Skater Girl 2021 Movie Review
The Gist: Prerna (Rachel Saanchita Gupta) comes from a low caste family in a Rajasthani village where her father’s greatest ambition for her is to get her married. When Prerna meets Jessica (Amy Maghera), a Londoner who has come to find answers in the place where her father grew up, she is introduced to skateboarding, which may ultimately prove to be the one thing that can save her.
What Will It Remind You Of?: Focused on a young girl who is trying to buck tradition and prove herself, Skater Girl can be compared to the likes of Whale Rider.
Performance Worth Watching: Newcomer Rachel Saanchita Gupta is the titular Skater Girl and she is so warm and full of life in every scene of this film. Your heart will break for Prerna and you will root for her every step of the way, all due to Gupta’s beautiful inhabitation of the character.
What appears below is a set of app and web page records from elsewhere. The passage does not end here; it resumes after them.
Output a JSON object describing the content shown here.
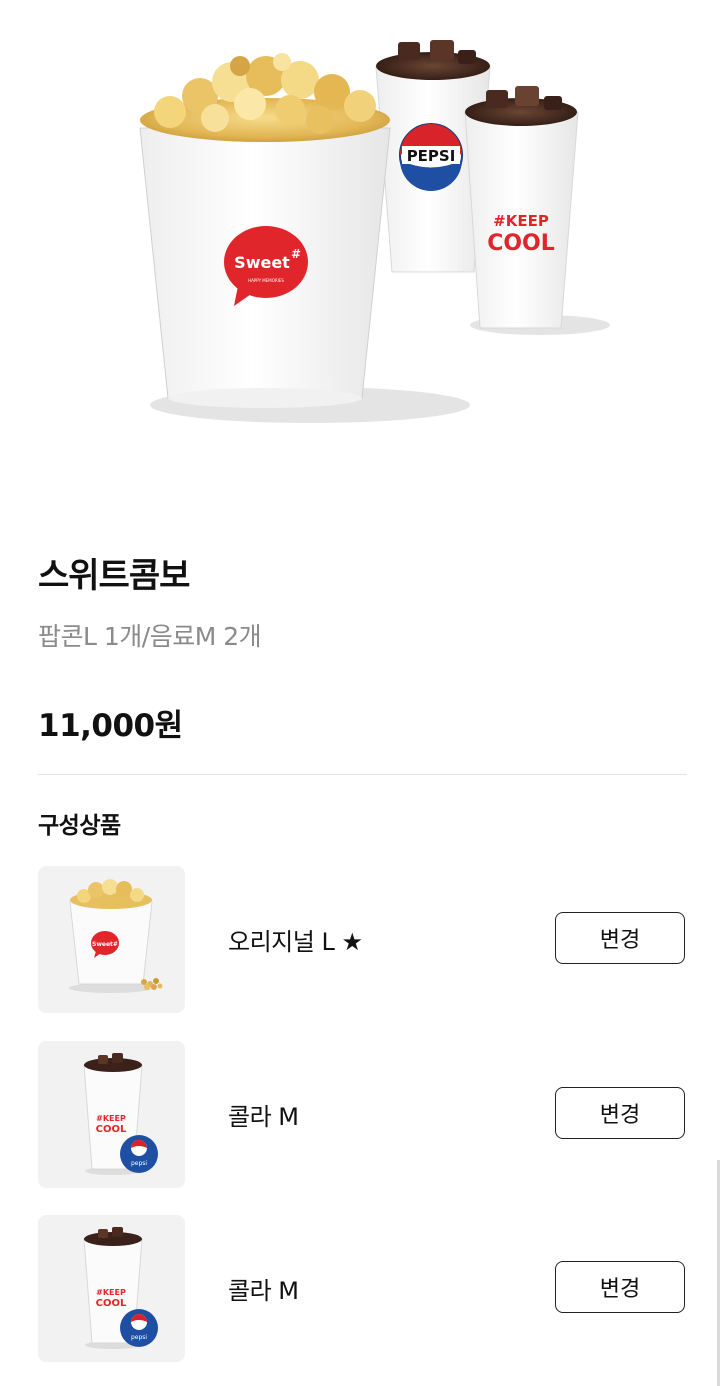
{
  "hero": {
    "image": "popcorn-and-two-drinks",
    "popcorn_logo": "Sweet",
    "popcorn_logo_mark": "#",
    "popcorn_logo_sub": "HAPPY MEMORIES",
    "cup1_logo": "PEPSI",
    "cup2_logo_line1": "#KEEP",
    "cup2_logo_line2": "COOL"
  },
  "product": {
    "name": "스위트콤보",
    "description": "팝콘L 1개/음료M 2개",
    "price": "11,000원"
  },
  "components": {
    "section_title": "구성상품",
    "items": [
      {
        "name": "오리지널 L ★",
        "button": "변경",
        "thumb_icon": "popcorn-icon",
        "logo": "Sweet#"
      },
      {
        "name": "콜라 M",
        "button": "변경",
        "thumb_icon": "cola-cup-icon",
        "logo_line1": "#KEEP",
        "logo_line2": "COOL",
        "badge": "pepsi"
      },
      {
        "name": "콜라 M",
        "button": "변경",
        "thumb_icon": "cola-cup-icon",
        "logo_line1": "#KEEP",
        "logo_line2": "COOL",
        "badge": "pepsi"
      }
    ]
  },
  "colors": {
    "brand_red": "#e0252b",
    "pepsi_blue": "#1f4fa3",
    "pepsi_red": "#d8232a",
    "popcorn": "#e8c46a",
    "cola": "#3a221a"
  }
}
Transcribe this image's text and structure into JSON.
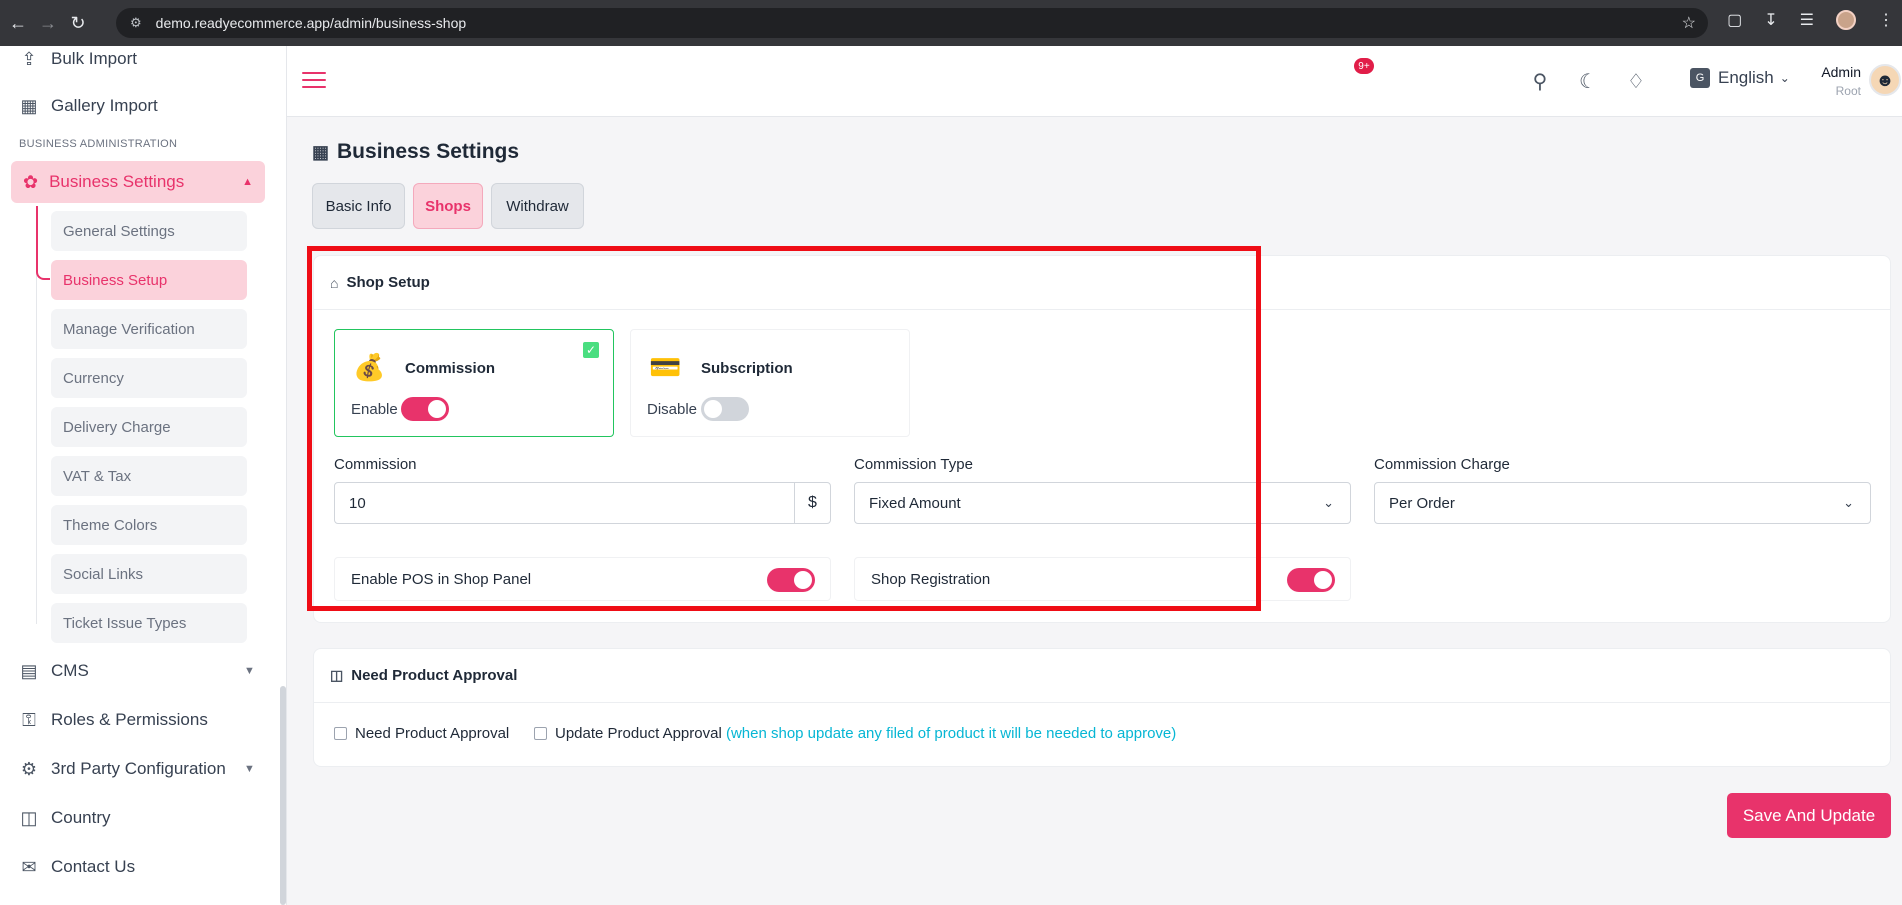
{
  "browser": {
    "url": "demo.readyecommerce.app/admin/business-shop"
  },
  "sidebar": {
    "top_items": [
      {
        "label": "Bulk Import",
        "icon": "upload-icon"
      },
      {
        "label": "Gallery Import",
        "icon": "image-icon"
      }
    ],
    "section_label": "BUSINESS ADMINISTRATION",
    "active_group": {
      "label": "Business Settings",
      "icon": "gear-icon"
    },
    "sub_items": [
      {
        "label": "General Settings",
        "active": false
      },
      {
        "label": "Business Setup",
        "active": true
      },
      {
        "label": "Manage Verification",
        "active": false
      },
      {
        "label": "Currency",
        "active": false
      },
      {
        "label": "Delivery Charge",
        "active": false
      },
      {
        "label": "VAT & Tax",
        "active": false
      },
      {
        "label": "Theme Colors",
        "active": false
      },
      {
        "label": "Social Links",
        "active": false
      },
      {
        "label": "Ticket Issue Types",
        "active": false
      }
    ],
    "bottom_items": [
      {
        "label": "CMS",
        "icon": "document-icon",
        "has_caret": true
      },
      {
        "label": "Roles & Permissions",
        "icon": "key-icon",
        "has_caret": false
      },
      {
        "label": "3rd Party Configuration",
        "icon": "cog-icon",
        "has_caret": true
      },
      {
        "label": "Country",
        "icon": "globe-icon",
        "has_caret": false
      },
      {
        "label": "Contact Us",
        "icon": "chat-icon",
        "has_caret": false
      }
    ]
  },
  "header": {
    "notification_badge": "9+",
    "language": "English",
    "user_name": "Admin",
    "user_role": "Root"
  },
  "page": {
    "title": "Business Settings",
    "tabs": [
      {
        "label": "Basic Info",
        "active": false
      },
      {
        "label": "Shops",
        "active": true
      },
      {
        "label": "Withdraw",
        "active": false
      }
    ]
  },
  "shop_setup": {
    "title": "Shop Setup",
    "plans": [
      {
        "title": "Commission",
        "state": "Enable",
        "on": true,
        "selected": true,
        "icon": "money-bag-icon"
      },
      {
        "title": "Subscription",
        "state": "Disable",
        "on": false,
        "selected": false,
        "icon": "credit-card-icon"
      }
    ],
    "commission_label": "Commission",
    "commission_value": "10",
    "commission_addon": "$",
    "commission_type_label": "Commission Type",
    "commission_type_value": "Fixed Amount",
    "commission_charge_label": "Commission Charge",
    "commission_charge_value": "Per Order",
    "pos_label": "Enable POS in Shop Panel",
    "pos_on": true,
    "registration_label": "Shop Registration",
    "registration_on": true
  },
  "approval": {
    "title": "Need Product Approval",
    "need_label": "Need Product Approval",
    "update_label": "Update Product Approval",
    "update_hint": "(when shop update any filed of product it will be needed to approve)"
  },
  "actions": {
    "save_label": "Save And Update"
  },
  "colors": {
    "accent": "#e8336b",
    "success": "#22c55e",
    "highlight_frame": "#ef0d16",
    "hint": "#06b6d4"
  }
}
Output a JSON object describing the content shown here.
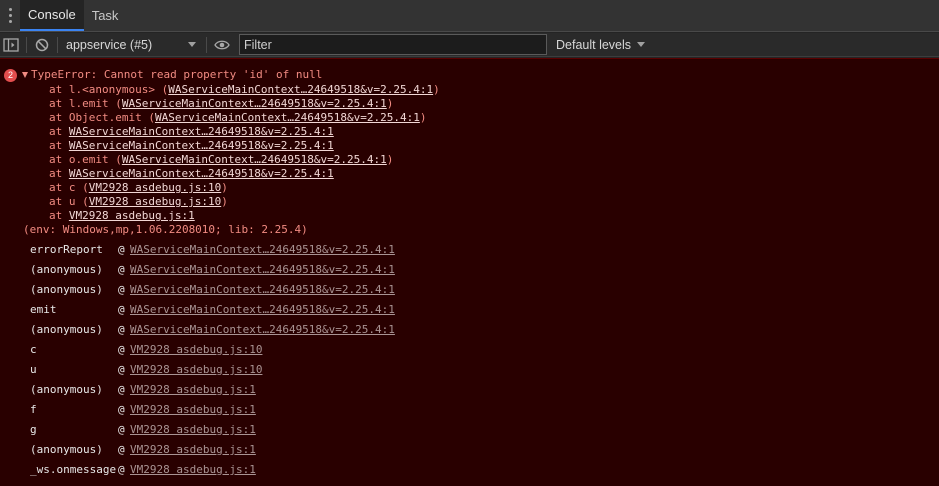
{
  "tabs": [
    {
      "label": "Console",
      "active": true
    },
    {
      "label": "Task",
      "active": false
    }
  ],
  "toolbar": {
    "context": "appservice (#5)",
    "filter_placeholder": "Filter",
    "levels": "Default levels"
  },
  "error": {
    "count": "2",
    "message": "TypeError: Cannot read property 'id' of null",
    "frames": [
      {
        "prefix": "at l.<anonymous> (",
        "link": "WAServiceMainContext…24649518&v=2.25.4:1",
        "suffix": ")"
      },
      {
        "prefix": "at l.emit (",
        "link": "WAServiceMainContext…24649518&v=2.25.4:1",
        "suffix": ")"
      },
      {
        "prefix": "at Object.emit (",
        "link": "WAServiceMainContext…24649518&v=2.25.4:1",
        "suffix": ")"
      },
      {
        "prefix": "at ",
        "link": "WAServiceMainContext…24649518&v=2.25.4:1",
        "suffix": ""
      },
      {
        "prefix": "at ",
        "link": "WAServiceMainContext…24649518&v=2.25.4:1",
        "suffix": ""
      },
      {
        "prefix": "at o.emit (",
        "link": "WAServiceMainContext…24649518&v=2.25.4:1",
        "suffix": ")"
      },
      {
        "prefix": "at ",
        "link": "WAServiceMainContext…24649518&v=2.25.4:1",
        "suffix": ""
      },
      {
        "prefix": "at c (",
        "link": "VM2928 asdebug.js:10",
        "suffix": ")"
      },
      {
        "prefix": "at u (",
        "link": "VM2928 asdebug.js:10",
        "suffix": ")"
      },
      {
        "prefix": "at ",
        "link": "VM2928 asdebug.js:1",
        "suffix": ""
      }
    ],
    "env": "(env: Windows,mp,1.06.2208010; lib: 2.25.4)"
  },
  "stack": [
    {
      "fn": "errorReport",
      "src": "WAServiceMainContext…24649518&v=2.25.4:1"
    },
    {
      "fn": "(anonymous)",
      "src": "WAServiceMainContext…24649518&v=2.25.4:1"
    },
    {
      "fn": "(anonymous)",
      "src": "WAServiceMainContext…24649518&v=2.25.4:1"
    },
    {
      "fn": "emit",
      "src": "WAServiceMainContext…24649518&v=2.25.4:1"
    },
    {
      "fn": "(anonymous)",
      "src": "WAServiceMainContext…24649518&v=2.25.4:1"
    },
    {
      "fn": "c",
      "src": "VM2928 asdebug.js:10"
    },
    {
      "fn": "u",
      "src": "VM2928 asdebug.js:10"
    },
    {
      "fn": "(anonymous)",
      "src": "VM2928 asdebug.js:1"
    },
    {
      "fn": "f",
      "src": "VM2928 asdebug.js:1"
    },
    {
      "fn": "g",
      "src": "VM2928 asdebug.js:1"
    },
    {
      "fn": "(anonymous)",
      "src": "VM2928 asdebug.js:1"
    },
    {
      "fn": "_ws.onmessage",
      "src": "VM2928 asdebug.js:1"
    }
  ],
  "stack_at": "@",
  "colors": {
    "error_bg": "#290000",
    "error_text": "#f28b82",
    "tab_accent": "#3b84f2"
  }
}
Our Take: From the title, one would assume that the main character in Skater Girl would be some sort of savant—a diamond in the rough prodigal skateboarder that was discovered in a small village by pure luck. But it’s not, and the film is better for it. In reality, the film is more focused on the doors that can be opened just by having the opportunity to try things and explore who you are and what your interests are, and the ways that those opportunities can unlock a different level of self-esteem and belonging.
The film is plotted extremely well, culminating in a third act that had me on the edge of my seat. I was initially worried that Skater Girl would veer too close to “white savior” territory in that it would lean too heavily on the concept of foreigners being the change agent in making a better life for unassuming rural Indian villagers, but I’m happy to be proven wrong. The film is imbued with so much love for its female lead and her hopes and dreams, even if they only extend as far as a skateboarding competition a few weeks away. I cried multiple times, shaken by the realities that still face many women in these rural communities (from child marriage to caste-based scrutiny) and the strength of the human spirit.